» **Material to process**:
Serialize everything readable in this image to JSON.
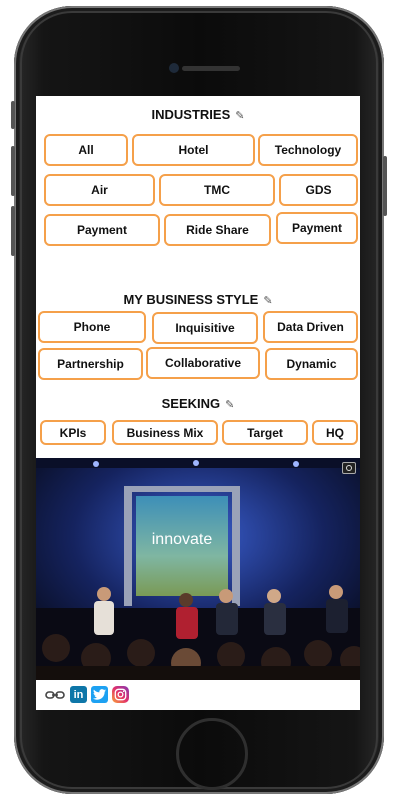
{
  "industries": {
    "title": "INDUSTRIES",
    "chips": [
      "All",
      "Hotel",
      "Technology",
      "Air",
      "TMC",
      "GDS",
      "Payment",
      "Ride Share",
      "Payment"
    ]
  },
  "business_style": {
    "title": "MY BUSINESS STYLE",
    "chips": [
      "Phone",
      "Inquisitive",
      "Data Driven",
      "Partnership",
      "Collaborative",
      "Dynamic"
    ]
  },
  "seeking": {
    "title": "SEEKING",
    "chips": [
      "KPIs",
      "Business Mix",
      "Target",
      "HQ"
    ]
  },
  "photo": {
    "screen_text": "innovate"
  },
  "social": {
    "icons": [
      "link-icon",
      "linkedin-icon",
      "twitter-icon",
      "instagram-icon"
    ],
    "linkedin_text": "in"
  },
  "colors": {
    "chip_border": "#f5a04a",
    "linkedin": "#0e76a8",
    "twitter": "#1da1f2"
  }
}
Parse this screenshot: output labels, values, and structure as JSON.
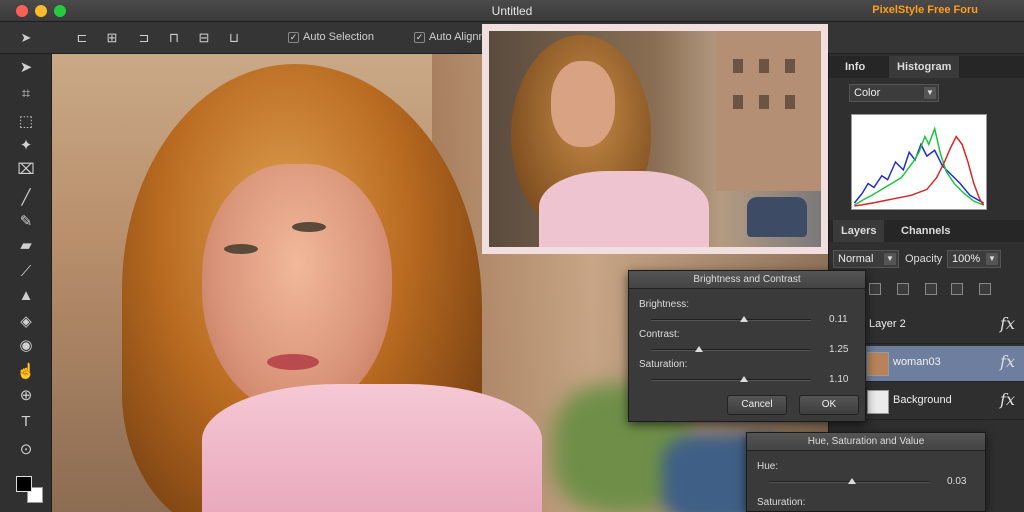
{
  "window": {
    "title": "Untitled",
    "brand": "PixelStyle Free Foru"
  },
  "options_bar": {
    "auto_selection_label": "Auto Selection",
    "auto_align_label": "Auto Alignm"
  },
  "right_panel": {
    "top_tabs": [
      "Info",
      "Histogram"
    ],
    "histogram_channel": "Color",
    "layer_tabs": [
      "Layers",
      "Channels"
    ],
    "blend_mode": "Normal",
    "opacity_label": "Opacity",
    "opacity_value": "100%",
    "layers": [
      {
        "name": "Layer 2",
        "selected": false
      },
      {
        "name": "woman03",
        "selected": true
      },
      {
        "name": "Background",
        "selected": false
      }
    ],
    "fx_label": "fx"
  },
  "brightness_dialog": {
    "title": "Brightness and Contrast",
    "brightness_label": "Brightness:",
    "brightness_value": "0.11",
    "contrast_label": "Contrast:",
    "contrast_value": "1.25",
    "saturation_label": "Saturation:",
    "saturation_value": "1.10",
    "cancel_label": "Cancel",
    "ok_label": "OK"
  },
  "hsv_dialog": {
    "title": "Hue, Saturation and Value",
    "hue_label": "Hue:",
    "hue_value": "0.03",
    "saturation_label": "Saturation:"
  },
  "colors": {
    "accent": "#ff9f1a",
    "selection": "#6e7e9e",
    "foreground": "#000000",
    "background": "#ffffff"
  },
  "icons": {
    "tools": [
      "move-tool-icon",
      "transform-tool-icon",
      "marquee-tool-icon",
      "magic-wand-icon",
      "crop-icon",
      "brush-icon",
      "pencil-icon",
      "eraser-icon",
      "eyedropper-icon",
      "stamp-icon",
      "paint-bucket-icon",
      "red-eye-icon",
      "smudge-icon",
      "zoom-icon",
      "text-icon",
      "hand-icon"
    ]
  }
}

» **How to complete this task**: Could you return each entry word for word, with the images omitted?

» **Exercise output**:
Serialize everything readable in this image to JSON.
{
  "industries": {
    "title": "INDUSTRIES",
    "chips": [
      "All",
      "Hotel",
      "Technology",
      "Air",
      "TMC",
      "GDS",
      "Payment",
      "Ride Share",
      "Payment"
    ]
  },
  "business_style": {
    "title": "MY BUSINESS STYLE",
    "chips": [
      "Phone",
      "Inquisitive",
      "Data Driven",
      "Partnership",
      "Collaborative",
      "Dynamic"
    ]
  },
  "seeking": {
    "title": "SEEKING",
    "chips": [
      "KPIs",
      "Business Mix",
      "Target",
      "HQ"
    ]
  },
  "photo": {
    "screen_text": "innovate"
  },
  "social": {
    "icons": [
      "link-icon",
      "linkedin-icon",
      "twitter-icon",
      "instagram-icon"
    ],
    "linkedin_text": "in"
  },
  "colors": {
    "chip_border": "#f5a04a",
    "linkedin": "#0e76a8",
    "twitter": "#1da1f2"
  }
}
Parse this screenshot: output labels, values, and structure as JSON.
{
  "window": {
    "title": "Untitled",
    "brand": "PixelStyle Free Foru"
  },
  "options_bar": {
    "auto_selection_label": "Auto Selection",
    "auto_align_label": "Auto Alignm"
  },
  "right_panel": {
    "top_tabs": [
      "Info",
      "Histogram"
    ],
    "histogram_channel": "Color",
    "layer_tabs": [
      "Layers",
      "Channels"
    ],
    "blend_mode": "Normal",
    "opacity_label": "Opacity",
    "opacity_value": "100%",
    "layers": [
      {
        "name": "Layer 2",
        "selected": false
      },
      {
        "name": "woman03",
        "selected": true
      },
      {
        "name": "Background",
        "selected": false
      }
    ],
    "fx_label": "fx"
  },
  "brightness_dialog": {
    "title": "Brightness and Contrast",
    "brightness_label": "Brightness:",
    "brightness_value": "0.11",
    "contrast_label": "Contrast:",
    "contrast_value": "1.25",
    "saturation_label": "Saturation:",
    "saturation_value": "1.10",
    "cancel_label": "Cancel",
    "ok_label": "OK"
  },
  "hsv_dialog": {
    "title": "Hue, Saturation and Value",
    "hue_label": "Hue:",
    "hue_value": "0.03",
    "saturation_label": "Saturation:"
  },
  "colors": {
    "accent": "#ff9f1a",
    "selection": "#6e7e9e",
    "foreground": "#000000",
    "background": "#ffffff"
  },
  "icons": {
    "tools": [
      "move-tool-icon",
      "transform-tool-icon",
      "marquee-tool-icon",
      "magic-wand-icon",
      "crop-icon",
      "brush-icon",
      "pencil-icon",
      "eraser-icon",
      "eyedropper-icon",
      "stamp-icon",
      "paint-bucket-icon",
      "red-eye-icon",
      "smudge-icon",
      "zoom-icon",
      "text-icon",
      "hand-icon"
    ]
  }
}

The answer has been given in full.